Pét-nat – a carefree technique which has become a genre in its own right. If you want to talk technical, pét-nat is made when a wine is bottled before the fermentation is quite finished; and so it takes on a spirited fizz as it finishes up. It can be produced with almost any grape, it can be hazy and cloudy or clean and refined. It is the definition of party casual wine.
Is there an official certification for natural wine?
Unfortunately not. Unlike the lovely stamps and stickers found on the back labels of organic and biodynamic wines, there is no official certifying body for natural wine. This is somewhat of a point of contention in the wine industry, as some call for official certification in order to be transparent for their consumers. Whilst other believe that labelling natural wine and introducing rules and regulations would be a step away from the wines grassroots, anti-bureaucratic and rebellious spirit.
The best advice for finding natural wines is to find a wine shop or supplier you trust, and get to know the owners/employees who can point you in the right direction. Nothing beats the knowledge of natural wine aficionados.
What do natural wines look and taste like?
Natural wines can range from being wild and funky to being exceptionally alive and complex, many are also very normal in style (you’ll find something you like). Some of the wilder natural wines might be a bit too much for your tongue to wrap around and they’re not necessarily for everyone, but with such a wide variety of flavours to choose from, you’ll have no trouble finding the right wine to get your taste buds singing.
Due to the generally lower alcohol levels, natural wines are versatile selections which can be equally enjoyed either on their own, or accompanying food. Most natural wines, red and white alike, can benefit from some time in the fridge.

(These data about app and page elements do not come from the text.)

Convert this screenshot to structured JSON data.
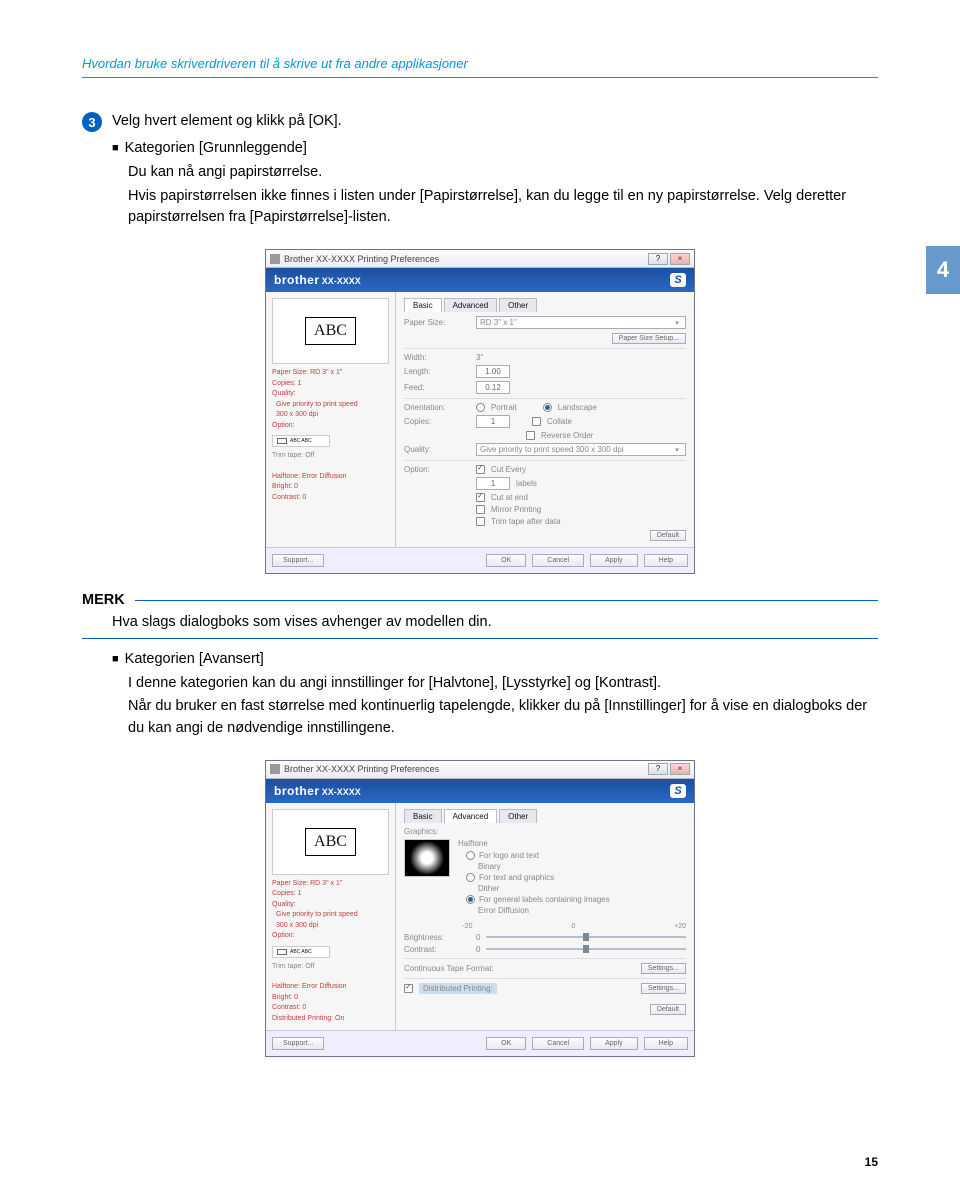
{
  "header_title": "Hvordan bruke skriverdriveren til å skrive ut fra andre applikasjoner",
  "side_tab": "4",
  "step": {
    "num": "3",
    "text": "Velg hvert element og klikk på [OK]."
  },
  "bullet1_title": "Kategorien [Grunnleggende]",
  "bullet1_sub1": "Du kan nå angi papirstørrelse.",
  "bullet1_sub2": "Hvis papirstørrelsen ikke finnes i listen under [Papirstørrelse], kan du legge til en ny papirstørrelse. Velg deretter papirstørrelsen fra [Papirstørrelse]-listen.",
  "note_title": "MERK",
  "note_body": "Hva slags dialogboks som vises avhenger av modellen din.",
  "bullet2_title": "Kategorien [Avansert]",
  "bullet2_sub1": "I denne kategorien kan du angi innstillinger for [Halvtone], [Lysstyrke] og [Kontrast].",
  "bullet2_sub2": "Når du bruker en fast størrelse med kontinuerlig tapelengde, klikker du på [Innstillinger] for å vise en dialogboks der du kan angi de nødvendige innstillingene.",
  "page_number": "15",
  "dlg": {
    "titlebar": "Brother XX-XXXX Printing Preferences",
    "brand": "brother",
    "model": "XX-XXXX",
    "preview_text": "ABC",
    "left_info": {
      "paper_size": "Paper Size: RD 3\" x 1\"",
      "copies": "Copies: 1",
      "quality": "Quality:",
      "quality_detail": "Give priority to print speed",
      "dpi": "300 x 300 dpi",
      "option": "Option:",
      "option_mini": "ABC  ABC",
      "trim": "Trim tape: Off",
      "halftone": "Halftone: Error Diffusion",
      "bright": "Bright: 0",
      "contrast": "Contrast: 0",
      "dist": "Distributed Printing: On"
    },
    "tabs": {
      "basic": "Basic",
      "advanced": "Advanced",
      "other": "Other"
    },
    "basic": {
      "paper_size_label": "Paper Size:",
      "paper_size_value": "RD 3\" x 1\"",
      "paper_size_setup": "Paper Size Setup...",
      "width_label": "Width:",
      "width_value": "3\"",
      "length_label": "Length:",
      "length_value": "1.00",
      "feed_label": "Feed:",
      "feed_value": "0.12",
      "orientation_label": "Orientation:",
      "orient_portrait": "Portrait",
      "orient_landscape": "Landscape",
      "copies_label": "Copies:",
      "copies_value": "1",
      "collate": "Collate",
      "reverse": "Reverse Order",
      "quality_label": "Quality:",
      "quality_value": "Give priority to print speed 300 x 300 dpi",
      "option_label": "Option:",
      "cut_every": "Cut Every",
      "cut_every_value": "1",
      "cut_every_unit": "labels",
      "cut_at_end": "Cut at end",
      "mirror": "Mirror Printing",
      "trim_after": "Trim tape after data",
      "default_btn": "Default"
    },
    "advanced": {
      "graphics": "Graphics:",
      "halftone_label": "Halftone",
      "opt_logo": "For logo and text",
      "opt_binary": "Binary",
      "opt_text_graphics": "For text and graphics",
      "opt_dither": "Dither",
      "opt_general": "For general labels containing images",
      "opt_error_diff": "Error Diffusion",
      "scale_left": "-20",
      "scale_mid": "0",
      "scale_right": "+20",
      "brightness_label": "Brightness:",
      "brightness_value": "0",
      "contrast_label": "Contrast:",
      "contrast_value": "0",
      "ctf_label": "Continuous Tape Format:",
      "settings_btn": "Settings...",
      "dist_print": "Distributed Printing:",
      "dist_settings": "Settings..."
    },
    "footer": {
      "support": "Support...",
      "ok": "OK",
      "cancel": "Cancel",
      "apply": "Apply",
      "help": "Help"
    }
  }
}
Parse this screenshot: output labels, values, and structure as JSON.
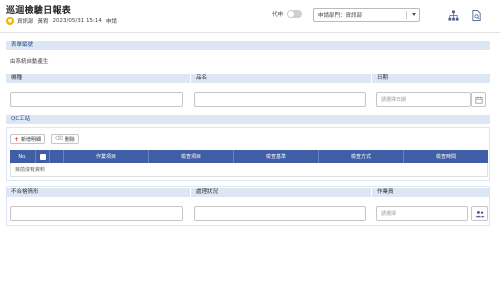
{
  "header": {
    "title": "巡迴檢驗日報表",
    "dept": "資訊部",
    "user": "黃宥",
    "datetime": "2023/05/31 15:14",
    "status": "申請",
    "toggle_label": "代申",
    "dept_select_value": "申請部門：資訊部"
  },
  "icons": {
    "org_chart": "sitemap-icon",
    "file_search": "file-search-icon",
    "calendar": "calendar-icon",
    "group": "user-group-icon"
  },
  "form_number": {
    "label": "表單編號",
    "value": "由系統自動產生"
  },
  "row1": {
    "machine_label": "機種",
    "product_label": "品名",
    "date_label": "日期",
    "date_placeholder": "請選擇日期"
  },
  "qc": {
    "label": "QC工站",
    "add_button": "新增明細",
    "delete_button": "刪除",
    "columns": [
      "No.",
      "",
      "作業項目",
      "檢查項目",
      "檢查基準",
      "檢查方式",
      "檢查時間"
    ],
    "empty_text": "目前沒有資料"
  },
  "row2": {
    "nonconform_label": "不合格情形",
    "handling_label": "處理狀況",
    "operator_label": "作業員",
    "operator_placeholder": "請選擇"
  },
  "colors": {
    "section_bg": "#dde6f3",
    "grid_header": "#3f5ea5",
    "add_icon": "#e53935"
  }
}
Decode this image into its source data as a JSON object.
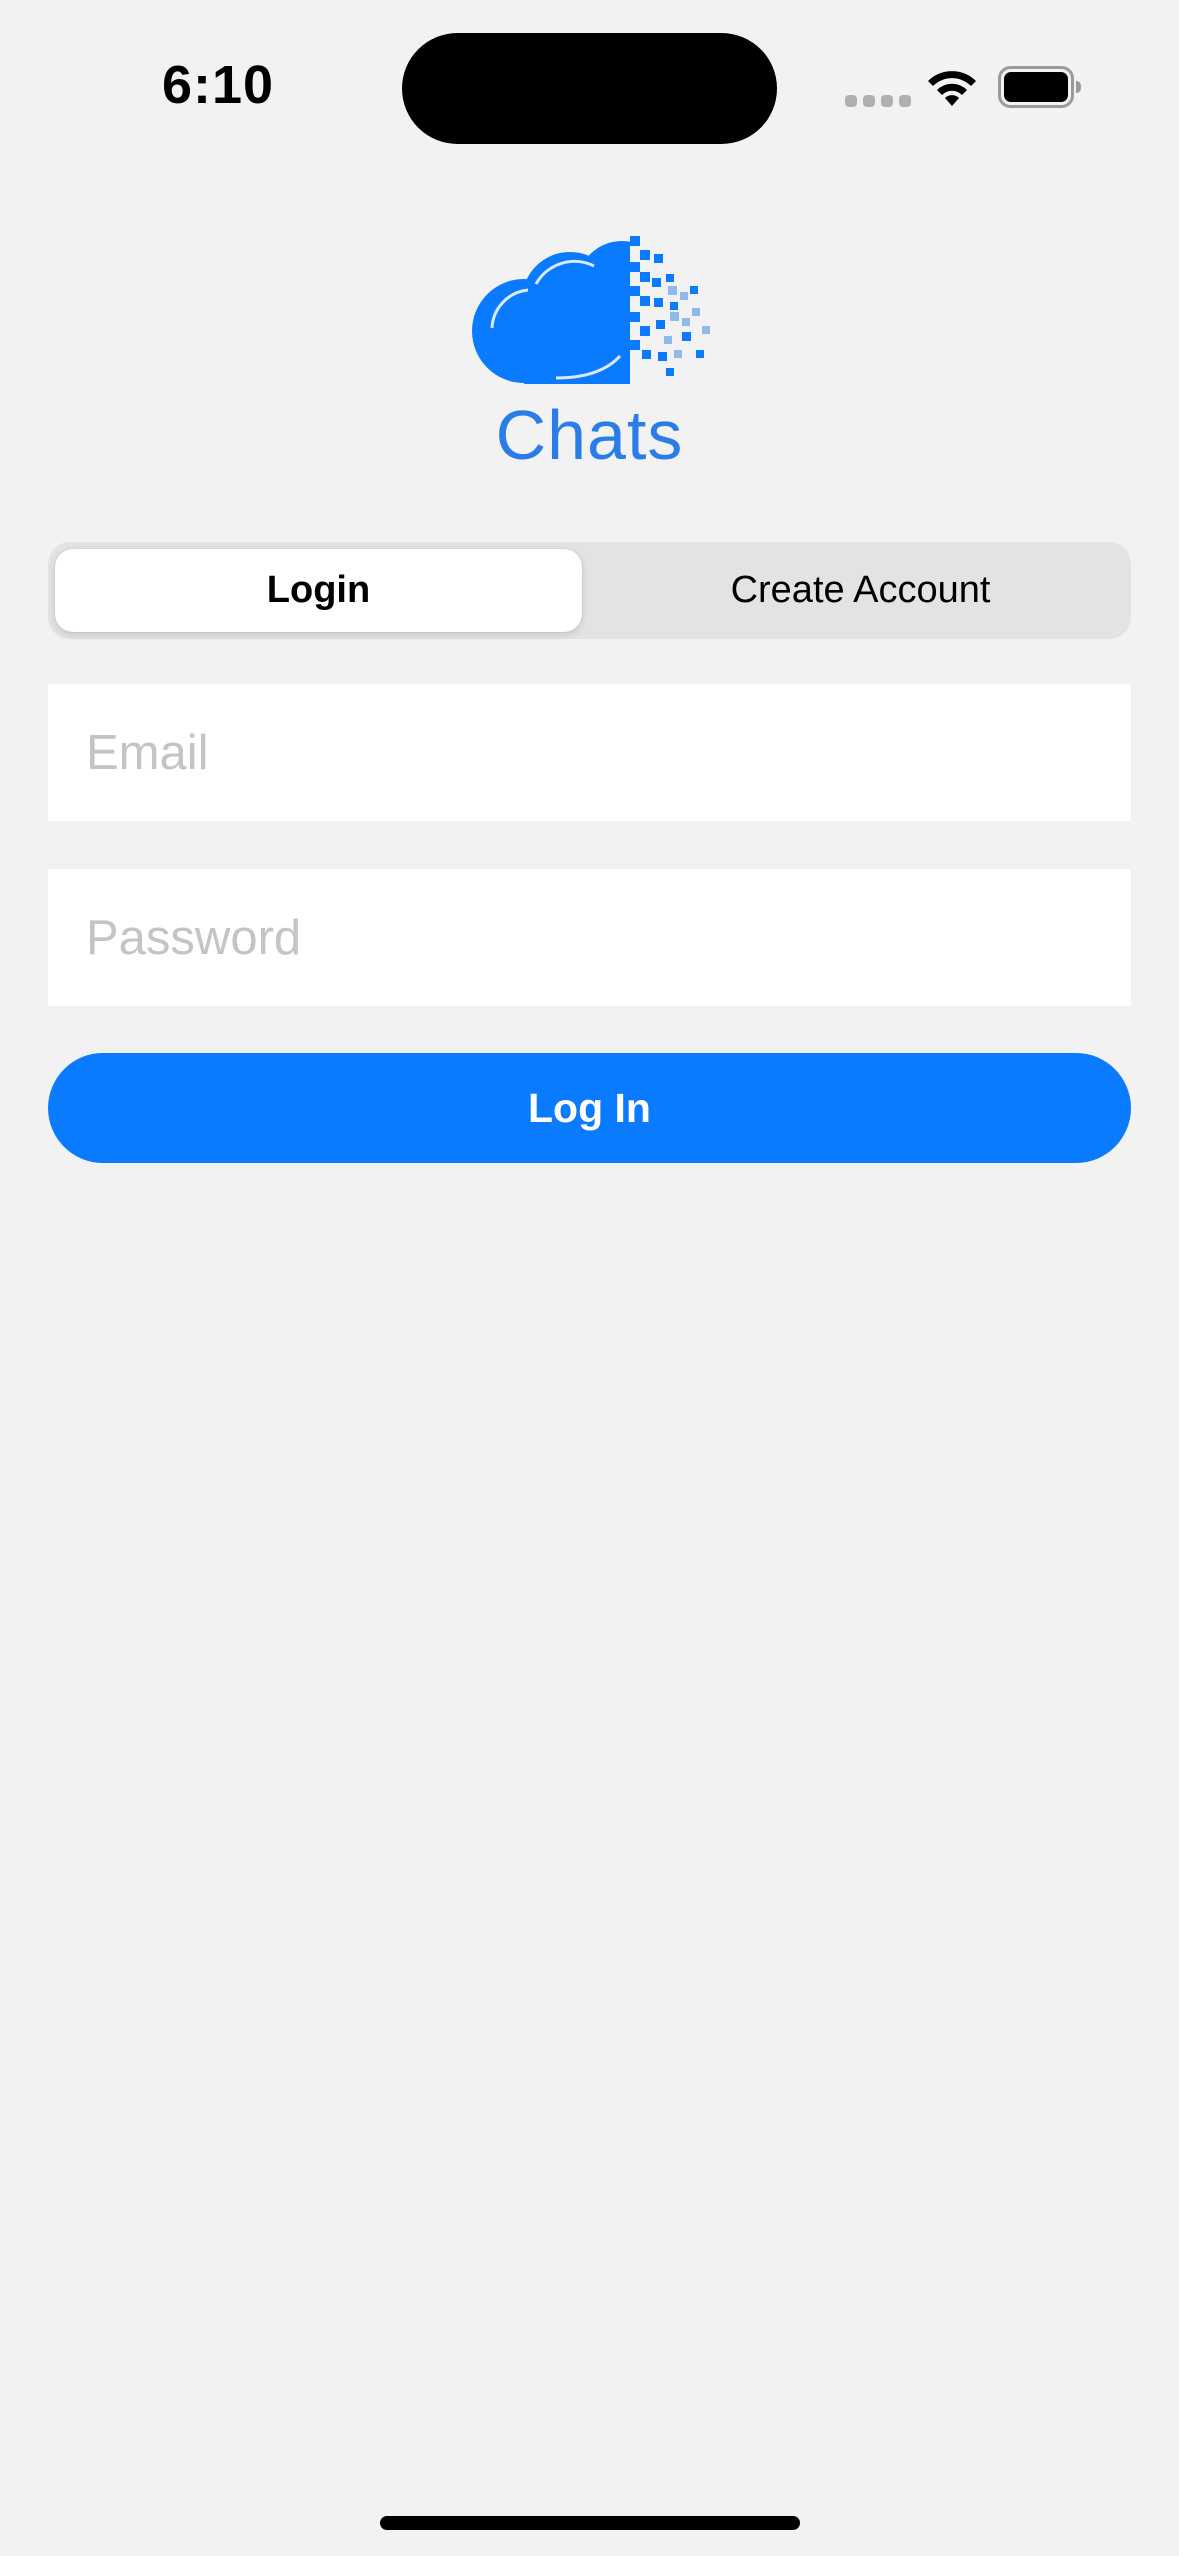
{
  "status_bar": {
    "time": "6:10",
    "wifi_icon": "wifi-icon",
    "battery_icon": "battery-icon"
  },
  "logo": {
    "icon": "cloud-pixel-icon",
    "text": "Chats",
    "color": "#2a7de9"
  },
  "segmented_control": {
    "segments": [
      {
        "label": "Login",
        "selected": true
      },
      {
        "label": "Create Account",
        "selected": false
      }
    ]
  },
  "form": {
    "email": {
      "value": "",
      "placeholder": "Email"
    },
    "password": {
      "value": "",
      "placeholder": "Password"
    },
    "submit_label": "Log In"
  },
  "colors": {
    "accent": "#0a7aff",
    "background": "#f2f2f2"
  }
}
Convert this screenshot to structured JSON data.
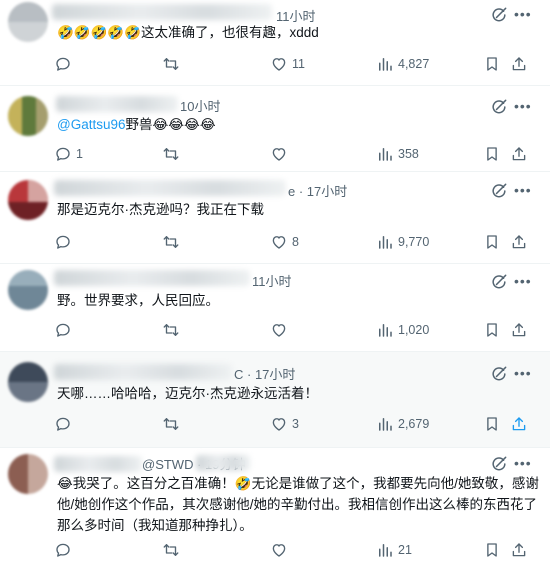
{
  "replies": [
    {
      "time": "11小时",
      "text": "🤣🤣🤣🤣🤣这太准确了，也很有趣，xddd",
      "comments": "",
      "likes": "11",
      "views": "4,827"
    },
    {
      "time": "10小时",
      "mention": "@Gattsu96",
      "text": "野兽😂😂😂😂",
      "comments": "1",
      "likes": "",
      "views": "358"
    },
    {
      "time": "e · 17小时",
      "text": "那是迈克尔·杰克逊吗？我正在下载",
      "comments": "",
      "likes": "8",
      "views": "9,770"
    },
    {
      "time": "11小时",
      "text": "野。世界要求，人民回应。",
      "comments": "",
      "likes": "",
      "views": "1,020"
    },
    {
      "time": "C · 17小时",
      "text": "天哪……哈哈哈，迈克尔·杰克逊永远活着！",
      "comments": "",
      "likes": "3",
      "views": "2,679"
    },
    {
      "time": "@STWD · 19分钟",
      "text": "😂我哭了。这百分之百准确！🤣无论是谁做了这个，我都要先向他/她致敬，感谢他/她创作这个作品，其次感谢他/她的辛勤付出。我相信创作出这么棒的东西花了那么多时间（我知道那种挣扎）。",
      "comments": "",
      "likes": "",
      "views": "21"
    }
  ],
  "colors": {
    "accent": "#1d9bf0",
    "muted": "#536471",
    "text": "#0f1419"
  },
  "icons": [
    "grok-icon",
    "more-icon",
    "reply-icon",
    "retweet-icon",
    "like-icon",
    "views-icon",
    "bookmark-icon",
    "share-icon"
  ]
}
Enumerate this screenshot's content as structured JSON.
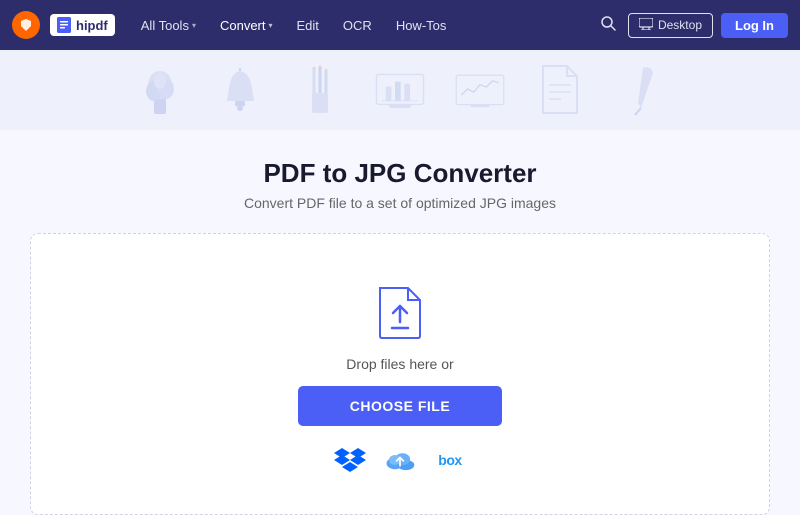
{
  "brand": {
    "wondershare_label": "W",
    "hipdf_label": "hipdf"
  },
  "navbar": {
    "items": [
      {
        "label": "All Tools",
        "has_dropdown": true
      },
      {
        "label": "Convert",
        "has_dropdown": true
      },
      {
        "label": "Edit",
        "has_dropdown": false
      },
      {
        "label": "OCR",
        "has_dropdown": false
      },
      {
        "label": "How-Tos",
        "has_dropdown": false
      }
    ],
    "desktop_btn_label": "Desktop",
    "login_btn_label": "Log In"
  },
  "page": {
    "title": "PDF to JPG Converter",
    "subtitle": "Convert PDF file to a set of optimized JPG images"
  },
  "dropzone": {
    "drop_text": "Drop files here or",
    "choose_file_label": "CHOOSE FILE",
    "cloud_services": [
      "dropbox",
      "onedrive",
      "box"
    ]
  }
}
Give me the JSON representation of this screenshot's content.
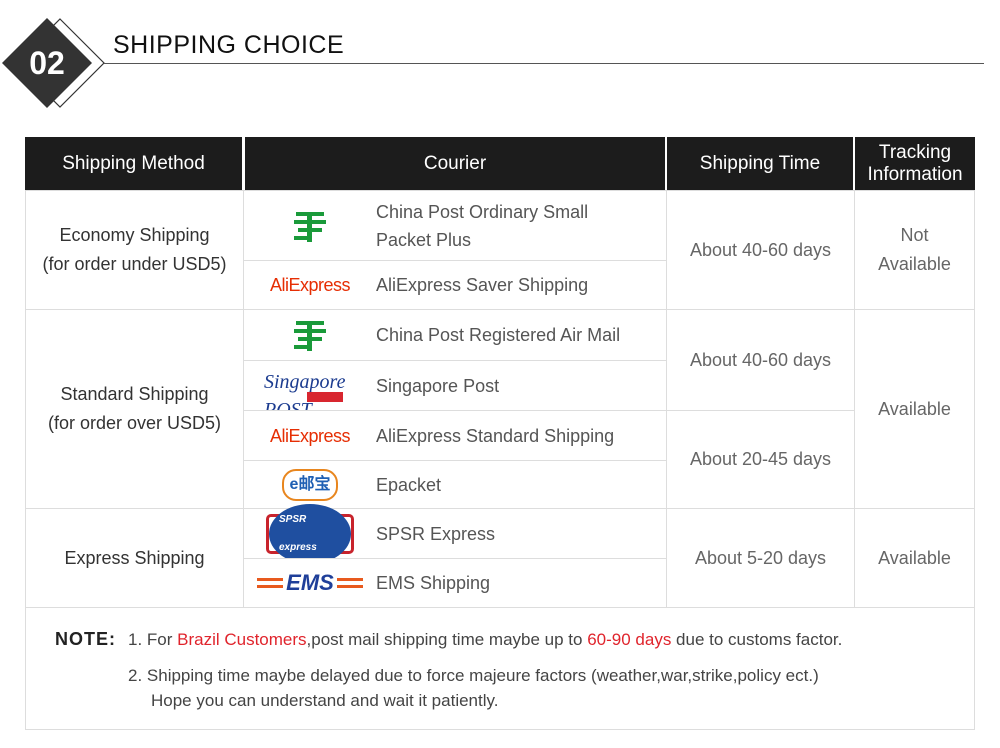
{
  "section": {
    "number": "02",
    "title": "SHIPPING CHOICE"
  },
  "headers": {
    "method": "Shipping Method",
    "courier": "Courier",
    "time": "Shipping Time",
    "tracking": "Tracking Information"
  },
  "groups": [
    {
      "method": "Economy Shipping",
      "method_note": "(for order under USD5)",
      "tracking": "Not Available",
      "couriers": [
        {
          "logo": "china-post-logo",
          "name": "China Post Ordinary Small Packet Plus"
        },
        {
          "logo": "aliexpress-logo",
          "logo_text": "AliExpress",
          "name": "AliExpress Saver Shipping"
        }
      ],
      "times": [
        "About 40-60 days"
      ]
    },
    {
      "method": "Standard Shipping",
      "method_note": "(for order over USD5)",
      "tracking": "Available",
      "couriers": [
        {
          "logo": "china-post-logo",
          "name": "China Post Registered Air Mail"
        },
        {
          "logo": "singapore-post-logo",
          "logo_text": "Singapore POST",
          "name": "Singapore Post"
        },
        {
          "logo": "aliexpress-logo",
          "logo_text": "AliExpress",
          "name": "AliExpress Standard Shipping"
        },
        {
          "logo": "epacket-logo",
          "logo_text": "e邮宝",
          "name": "Epacket"
        }
      ],
      "times": [
        "About 40-60 days",
        "About 20-45 days"
      ]
    },
    {
      "method": "Express Shipping",
      "tracking": "Available",
      "couriers": [
        {
          "logo": "spsr-logo",
          "logo_text": "SPSR express",
          "name": "SPSR Express"
        },
        {
          "logo": "ems-logo",
          "logo_text": "EMS",
          "name": "EMS Shipping"
        }
      ],
      "times": [
        "About 5-20 days"
      ]
    }
  ],
  "note": {
    "label": "NOTE:",
    "line1_a": "1. For ",
    "line1_b": "Brazil Customers",
    "line1_c": ",post mail shipping time maybe up to ",
    "line1_d": "60-90 days",
    "line1_e": " due to customs factor.",
    "line2": "2. Shipping time maybe delayed due to force majeure factors (weather,war,strike,policy ect.)",
    "line3": "Hope you can understand and wait it patiently."
  },
  "colors": {
    "header_bg": "#1c1c1c",
    "accent_red": "#e0242c",
    "china_post_green": "#1a9a3a"
  }
}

Some people may be put off by the general appearance of natural wine – as they are unfiltered and unrefined, they can often appear to be cloudy and have harmless sediment at the bottom of the bottle.
Can natural wine age?
For reasons that range from economics to low preservative level, many natural wines are designed to be enjoyed whilst they are young and vibrant. However, there are of course some natural wines, particularly those from some of the most seasoned producers which can age for years.
What are the health benefits of natural wine?
Natural wines are actually much better for your health as the chemicals used in the production of standard wine can be a contributing factor to a number of significant health problems, such as allergies. Wine allergies have been associated with a number of chemicals that enter during the winemaking process, some of the reactions to these chemicals include headaches, sinus issues, facial flushing and other negative symptoms.
It is also better for the environment; there is the direct focus on being a closed circuit, self-sustaining environment with the winemakers working hand-in-hand with nature rather than against it.
The powerful antioxidants in natural wine offer a multitude of health benefits, including; reducing the risk of heart attack, lowering the risk of heart disease, cutting the risk of developing cataracts, cutting colon cancer risk, lowering the risk of stroke and slowing brain decline.